PP: It is extremely difficult to be a good PR person today. Also because there is such a perception of the profession that anyone can do it and the barrier to entry into the industry is very low. Meanwhile, a good PR person today is someone who, instead of writing boring press releases, is able to build a partnership with a journalist. It is very difficult to do this today, not least because PR agencies, together with their clients, rely on mass communication. From the perspective of us media, this is a dead end. This is why I value working with PR professionals with whom I have direct, usually long-term contact. This cooperation is based on mutual trust, understanding of needs, discretion and respect. I deeply regret the fact that, in recent years, a great many excellent PR specialists who worked in a style that suited me have left the industry. 

MP: And the negative points? What could they do better? 

PP: Sorry if I sound brutal, but it seems to me that 80% of PR work, especially that which reaches journalists, is completely unnecessary. 9 out of 10 press releases sent out by PR agencies are completely unnecessary – either late in relation to media reports or completely out of the journalist's interest. And 90% of them automatically land in the bin. However, I find it difficult to point to any remedy to improve this. It seems to me that this whole part of PR work needs to be fundamentally changed. 
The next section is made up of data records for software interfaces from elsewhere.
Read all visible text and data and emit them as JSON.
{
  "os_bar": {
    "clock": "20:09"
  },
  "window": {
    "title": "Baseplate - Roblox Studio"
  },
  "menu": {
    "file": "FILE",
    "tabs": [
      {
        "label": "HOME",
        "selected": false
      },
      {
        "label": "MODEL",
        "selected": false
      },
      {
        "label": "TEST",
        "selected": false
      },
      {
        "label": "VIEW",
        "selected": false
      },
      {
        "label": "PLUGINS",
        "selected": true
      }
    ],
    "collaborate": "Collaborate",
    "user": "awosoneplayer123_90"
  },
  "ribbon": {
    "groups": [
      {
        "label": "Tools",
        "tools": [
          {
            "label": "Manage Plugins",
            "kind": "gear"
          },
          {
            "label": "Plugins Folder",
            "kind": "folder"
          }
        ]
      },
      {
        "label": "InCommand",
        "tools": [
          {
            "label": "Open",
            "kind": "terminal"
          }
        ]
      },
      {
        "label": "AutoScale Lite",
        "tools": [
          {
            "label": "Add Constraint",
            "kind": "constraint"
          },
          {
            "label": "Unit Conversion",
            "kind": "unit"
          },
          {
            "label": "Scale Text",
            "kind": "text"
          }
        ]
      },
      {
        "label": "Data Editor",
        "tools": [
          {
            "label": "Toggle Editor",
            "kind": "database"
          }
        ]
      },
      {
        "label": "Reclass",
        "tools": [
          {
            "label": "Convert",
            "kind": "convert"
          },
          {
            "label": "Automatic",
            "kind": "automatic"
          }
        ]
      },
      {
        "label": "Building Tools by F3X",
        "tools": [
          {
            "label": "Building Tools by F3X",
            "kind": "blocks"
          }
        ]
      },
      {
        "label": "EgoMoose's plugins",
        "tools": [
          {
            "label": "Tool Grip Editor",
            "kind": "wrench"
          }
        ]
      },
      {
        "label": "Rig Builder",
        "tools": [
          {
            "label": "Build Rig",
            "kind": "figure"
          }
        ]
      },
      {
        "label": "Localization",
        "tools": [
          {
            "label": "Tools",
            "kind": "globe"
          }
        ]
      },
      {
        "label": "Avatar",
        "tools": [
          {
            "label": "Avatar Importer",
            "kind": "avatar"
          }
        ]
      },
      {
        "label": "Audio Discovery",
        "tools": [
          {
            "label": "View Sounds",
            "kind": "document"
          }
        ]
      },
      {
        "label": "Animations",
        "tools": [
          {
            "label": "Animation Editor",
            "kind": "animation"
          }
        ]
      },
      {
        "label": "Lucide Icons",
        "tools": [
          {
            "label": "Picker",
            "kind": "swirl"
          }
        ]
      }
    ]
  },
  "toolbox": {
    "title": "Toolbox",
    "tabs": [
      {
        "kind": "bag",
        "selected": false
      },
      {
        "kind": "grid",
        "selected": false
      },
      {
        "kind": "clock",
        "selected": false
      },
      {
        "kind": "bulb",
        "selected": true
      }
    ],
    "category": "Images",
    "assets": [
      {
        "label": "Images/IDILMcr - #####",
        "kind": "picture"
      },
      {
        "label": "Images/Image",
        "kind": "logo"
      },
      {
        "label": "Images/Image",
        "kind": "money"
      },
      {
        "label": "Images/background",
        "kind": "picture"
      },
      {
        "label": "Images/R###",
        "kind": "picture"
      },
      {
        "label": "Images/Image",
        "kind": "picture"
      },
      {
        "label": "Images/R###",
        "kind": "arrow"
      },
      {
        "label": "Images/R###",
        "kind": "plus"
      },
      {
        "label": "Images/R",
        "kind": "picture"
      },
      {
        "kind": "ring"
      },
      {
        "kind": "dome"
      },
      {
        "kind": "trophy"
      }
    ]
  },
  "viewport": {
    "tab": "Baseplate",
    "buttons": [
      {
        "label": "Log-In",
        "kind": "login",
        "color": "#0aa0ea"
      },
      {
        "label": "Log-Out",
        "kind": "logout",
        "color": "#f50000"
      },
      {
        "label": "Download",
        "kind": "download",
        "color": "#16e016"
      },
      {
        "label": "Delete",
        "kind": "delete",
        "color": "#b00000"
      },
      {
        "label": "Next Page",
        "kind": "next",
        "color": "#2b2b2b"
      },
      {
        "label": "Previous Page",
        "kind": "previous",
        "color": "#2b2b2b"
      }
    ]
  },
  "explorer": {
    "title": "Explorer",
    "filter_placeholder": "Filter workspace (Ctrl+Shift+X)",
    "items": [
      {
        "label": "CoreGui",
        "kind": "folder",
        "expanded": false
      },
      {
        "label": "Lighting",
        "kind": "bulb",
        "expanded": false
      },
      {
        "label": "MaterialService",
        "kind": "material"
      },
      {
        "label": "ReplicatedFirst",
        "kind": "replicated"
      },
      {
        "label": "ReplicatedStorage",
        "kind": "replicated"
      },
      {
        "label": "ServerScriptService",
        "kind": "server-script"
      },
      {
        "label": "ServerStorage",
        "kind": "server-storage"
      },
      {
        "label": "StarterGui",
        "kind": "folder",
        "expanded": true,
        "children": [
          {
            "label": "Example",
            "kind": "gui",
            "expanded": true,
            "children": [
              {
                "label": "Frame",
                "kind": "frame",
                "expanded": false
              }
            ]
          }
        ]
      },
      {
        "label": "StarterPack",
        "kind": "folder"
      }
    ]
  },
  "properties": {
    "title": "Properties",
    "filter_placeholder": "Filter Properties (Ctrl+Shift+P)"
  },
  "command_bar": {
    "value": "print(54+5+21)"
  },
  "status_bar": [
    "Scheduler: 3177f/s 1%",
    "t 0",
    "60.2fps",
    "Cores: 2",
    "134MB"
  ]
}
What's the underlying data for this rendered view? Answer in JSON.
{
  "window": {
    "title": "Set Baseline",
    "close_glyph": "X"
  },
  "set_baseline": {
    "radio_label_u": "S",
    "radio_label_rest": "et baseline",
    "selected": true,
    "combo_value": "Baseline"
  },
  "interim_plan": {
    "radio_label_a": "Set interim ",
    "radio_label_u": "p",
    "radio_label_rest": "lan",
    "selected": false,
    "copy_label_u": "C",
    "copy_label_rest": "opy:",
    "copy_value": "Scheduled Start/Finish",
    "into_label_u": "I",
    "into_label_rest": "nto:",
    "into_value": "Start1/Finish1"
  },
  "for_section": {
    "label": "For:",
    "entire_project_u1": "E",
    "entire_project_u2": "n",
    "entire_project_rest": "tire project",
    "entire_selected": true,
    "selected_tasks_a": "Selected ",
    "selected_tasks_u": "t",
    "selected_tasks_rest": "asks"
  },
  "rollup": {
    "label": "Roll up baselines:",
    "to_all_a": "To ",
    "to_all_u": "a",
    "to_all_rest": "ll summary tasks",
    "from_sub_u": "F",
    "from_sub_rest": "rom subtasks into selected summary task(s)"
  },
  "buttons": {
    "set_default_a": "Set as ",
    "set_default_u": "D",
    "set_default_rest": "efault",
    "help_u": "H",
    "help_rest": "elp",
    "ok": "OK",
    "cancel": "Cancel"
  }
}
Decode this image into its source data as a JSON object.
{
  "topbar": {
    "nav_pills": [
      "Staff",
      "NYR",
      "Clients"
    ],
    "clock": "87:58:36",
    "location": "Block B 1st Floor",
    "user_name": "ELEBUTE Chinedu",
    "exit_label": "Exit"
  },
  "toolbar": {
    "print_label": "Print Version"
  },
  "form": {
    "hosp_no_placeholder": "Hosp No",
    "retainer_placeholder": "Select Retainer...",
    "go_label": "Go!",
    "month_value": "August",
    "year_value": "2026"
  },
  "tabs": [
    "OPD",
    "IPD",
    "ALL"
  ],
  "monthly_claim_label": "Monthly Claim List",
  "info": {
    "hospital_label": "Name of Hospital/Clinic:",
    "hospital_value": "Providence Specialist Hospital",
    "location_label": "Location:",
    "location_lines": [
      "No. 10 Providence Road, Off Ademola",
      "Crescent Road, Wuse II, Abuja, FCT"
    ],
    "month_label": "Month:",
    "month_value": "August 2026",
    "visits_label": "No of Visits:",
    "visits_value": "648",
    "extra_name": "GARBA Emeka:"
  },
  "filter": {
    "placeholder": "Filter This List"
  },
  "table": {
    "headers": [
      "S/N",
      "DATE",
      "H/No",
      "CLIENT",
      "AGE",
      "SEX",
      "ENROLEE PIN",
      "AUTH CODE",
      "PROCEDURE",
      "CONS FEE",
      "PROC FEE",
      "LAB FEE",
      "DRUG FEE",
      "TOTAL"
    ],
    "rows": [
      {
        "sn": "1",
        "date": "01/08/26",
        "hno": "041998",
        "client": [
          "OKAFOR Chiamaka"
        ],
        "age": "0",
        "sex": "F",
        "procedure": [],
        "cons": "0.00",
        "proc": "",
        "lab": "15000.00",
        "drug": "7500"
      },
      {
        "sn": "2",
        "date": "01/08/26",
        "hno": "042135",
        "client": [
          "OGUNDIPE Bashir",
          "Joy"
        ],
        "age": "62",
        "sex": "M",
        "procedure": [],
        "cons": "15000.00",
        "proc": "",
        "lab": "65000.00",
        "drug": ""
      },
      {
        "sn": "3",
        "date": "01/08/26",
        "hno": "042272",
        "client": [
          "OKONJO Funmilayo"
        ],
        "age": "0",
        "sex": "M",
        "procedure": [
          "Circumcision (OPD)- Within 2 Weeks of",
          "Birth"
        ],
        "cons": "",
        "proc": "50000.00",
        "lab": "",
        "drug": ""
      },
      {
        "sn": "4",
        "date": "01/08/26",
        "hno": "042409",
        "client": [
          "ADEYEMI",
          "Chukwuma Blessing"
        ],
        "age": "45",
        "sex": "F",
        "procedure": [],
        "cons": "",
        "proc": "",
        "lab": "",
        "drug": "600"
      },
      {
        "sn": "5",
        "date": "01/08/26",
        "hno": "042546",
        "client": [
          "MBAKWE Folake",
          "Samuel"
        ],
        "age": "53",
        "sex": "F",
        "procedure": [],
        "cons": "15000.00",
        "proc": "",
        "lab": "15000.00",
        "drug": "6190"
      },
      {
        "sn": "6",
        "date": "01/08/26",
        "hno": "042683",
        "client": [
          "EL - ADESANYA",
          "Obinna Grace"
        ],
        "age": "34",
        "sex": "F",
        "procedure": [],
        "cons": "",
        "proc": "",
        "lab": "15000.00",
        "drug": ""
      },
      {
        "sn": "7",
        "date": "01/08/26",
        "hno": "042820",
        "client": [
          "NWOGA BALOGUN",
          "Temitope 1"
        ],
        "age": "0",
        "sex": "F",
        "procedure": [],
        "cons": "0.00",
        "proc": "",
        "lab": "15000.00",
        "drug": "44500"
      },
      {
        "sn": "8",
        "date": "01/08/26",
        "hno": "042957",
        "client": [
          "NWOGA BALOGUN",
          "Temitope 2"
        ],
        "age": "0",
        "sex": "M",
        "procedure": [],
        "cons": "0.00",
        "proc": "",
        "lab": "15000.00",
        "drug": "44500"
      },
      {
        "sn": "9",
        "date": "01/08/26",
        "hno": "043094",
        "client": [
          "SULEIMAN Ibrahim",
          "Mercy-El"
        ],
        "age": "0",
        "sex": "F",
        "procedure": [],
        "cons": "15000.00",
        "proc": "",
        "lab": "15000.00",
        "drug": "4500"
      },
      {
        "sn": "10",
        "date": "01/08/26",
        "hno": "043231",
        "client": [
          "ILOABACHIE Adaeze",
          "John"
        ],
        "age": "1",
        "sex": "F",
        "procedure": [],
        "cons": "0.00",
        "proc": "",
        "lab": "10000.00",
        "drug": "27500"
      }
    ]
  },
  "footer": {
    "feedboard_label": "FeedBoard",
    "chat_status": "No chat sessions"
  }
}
MP: Finally – in 10 years, in 2034, will you be a blogger, a journalist, an entrepreneur? Or will you be doing something completely different? 

PP: I will definitely stay in the media because I don't think I can do anything else well enough to make money from it. Besides, I'm a media junkie and can't imagine life without the media. 

MP: Thanks for the interview, Przemek!